* [What you need to do]:
Please find the number of lines in the material below where the string "Event" occurs, and give only that number.
** Opening Extracted records block **
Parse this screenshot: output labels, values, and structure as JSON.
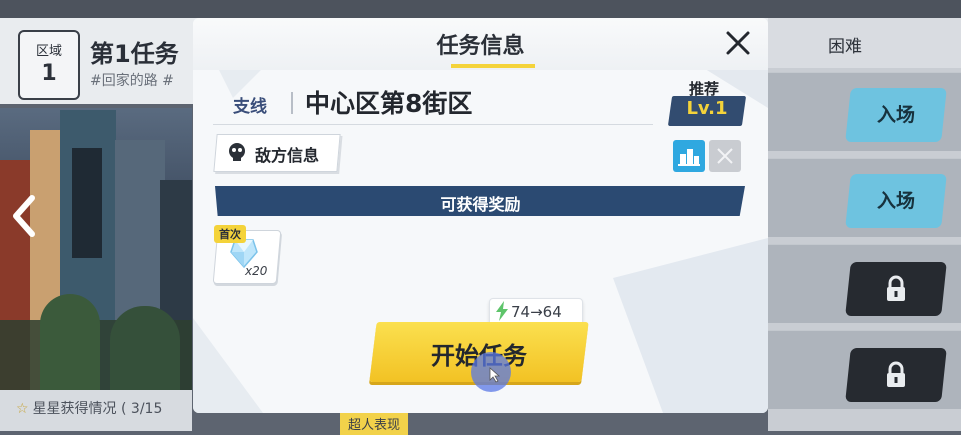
{
  "background": {
    "zone": {
      "label": "区域",
      "number": "1"
    },
    "mission_title": "第1任务",
    "mission_tags": "#回家的路 #",
    "stars_progress": "星星获得情况 ( 3/15",
    "right_panel": {
      "header": "困难",
      "buttons": [
        {
          "label": "入场",
          "locked": false
        },
        {
          "label": "入场",
          "locked": false
        },
        {
          "label": "",
          "locked": true
        },
        {
          "label": "",
          "locked": true
        }
      ]
    },
    "bottom_hint": "超人表现"
  },
  "modal": {
    "title": "任务信息",
    "branch_label": "支线",
    "stage_name": "中心区第8街区",
    "recommend_label": "推荐",
    "recommend_level": "Lv.1",
    "enemy_info_button": "敌方信息",
    "reward_banner": "可获得奖励",
    "rewards": [
      {
        "tag": "首次",
        "icon": "crystal-icon",
        "count": "x20"
      }
    ],
    "stamina": {
      "from": "74",
      "to": "64",
      "arrow": "→"
    },
    "start_button": "开始任务"
  },
  "colors": {
    "accent_yellow": "#f4d33a",
    "navy": "#2b4a72",
    "blue_button": "#2fa8e0"
  }
}
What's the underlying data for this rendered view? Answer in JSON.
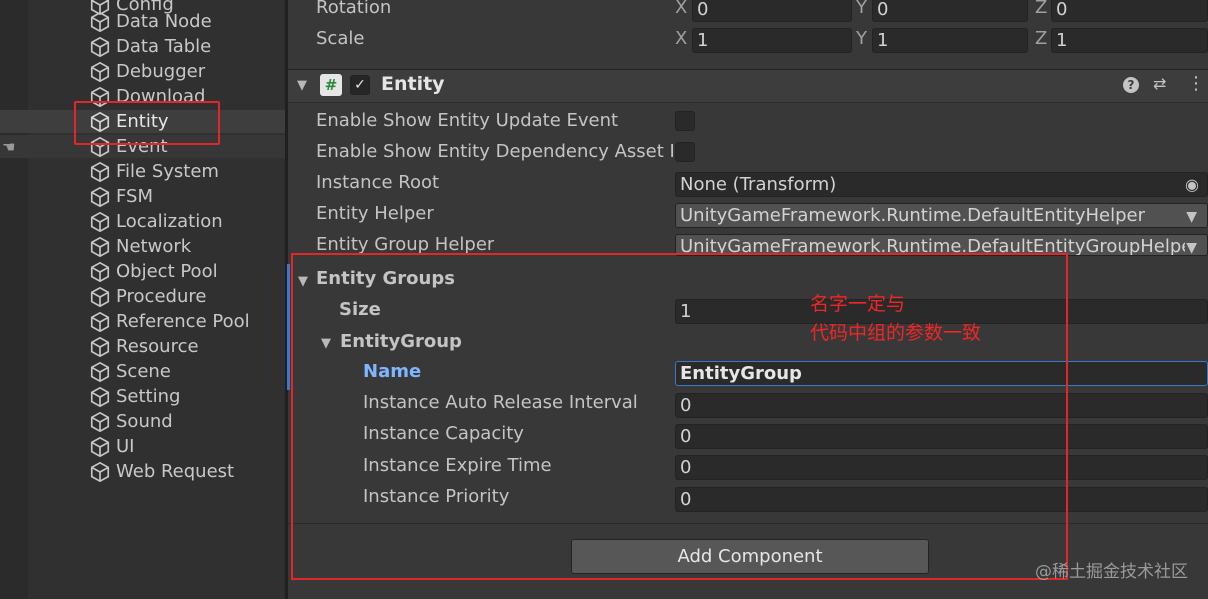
{
  "hierarchy": {
    "items": [
      {
        "label": "Config"
      },
      {
        "label": "Data Node"
      },
      {
        "label": "Data Table"
      },
      {
        "label": "Debugger"
      },
      {
        "label": "Download"
      },
      {
        "label": "Entity"
      },
      {
        "label": "Event"
      },
      {
        "label": "File System"
      },
      {
        "label": "FSM"
      },
      {
        "label": "Localization"
      },
      {
        "label": "Network"
      },
      {
        "label": "Object Pool"
      },
      {
        "label": "Procedure"
      },
      {
        "label": "Reference Pool"
      },
      {
        "label": "Resource"
      },
      {
        "label": "Scene"
      },
      {
        "label": "Setting"
      },
      {
        "label": "Sound"
      },
      {
        "label": "UI"
      },
      {
        "label": "Web Request"
      }
    ],
    "selected": "Entity"
  },
  "transform": {
    "rotation_label": "Rotation",
    "scale_label": "Scale",
    "rotation": {
      "x": "0",
      "y": "0",
      "z": "0"
    },
    "scale": {
      "x": "1",
      "y": "1",
      "z": "1"
    },
    "axis_x": "X",
    "axis_y": "Y",
    "axis_z": "Z"
  },
  "component": {
    "icon": "#",
    "title": "Entity",
    "help_icon": "?",
    "settings_icon": "⇄",
    "menu_icon": "⋮"
  },
  "props": {
    "update_event_label": "Enable Show Entity Update Event",
    "dependency_label": "Enable Show Entity Dependency Asset E",
    "instance_root_label": "Instance Root",
    "instance_root_value": "None (Transform)",
    "entity_helper_label": "Entity Helper",
    "entity_helper_value": "UnityGameFramework.Runtime.DefaultEntityHelper",
    "group_helper_label": "Entity Group Helper",
    "group_helper_value": "UnityGameFramework.Runtime.DefaultEntityGroupHelpe"
  },
  "groups": {
    "title": "Entity Groups",
    "size_label": "Size",
    "size_value": "1",
    "group_title": "EntityGroup",
    "name_label": "Name",
    "name_value": "EntityGroup",
    "auto_release_label": "Instance Auto Release Interval",
    "auto_release_value": "0",
    "capacity_label": "Instance Capacity",
    "capacity_value": "0",
    "expire_label": "Instance Expire Time",
    "expire_value": "0",
    "priority_label": "Instance Priority",
    "priority_value": "0"
  },
  "annotation": {
    "line1": "名字一定与",
    "line2": "代码中组的参数一致",
    "color": "#f02626"
  },
  "add_component_label": "Add Component",
  "watermark": "@稀土掘金技术社区"
}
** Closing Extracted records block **
* [Final answer]:
2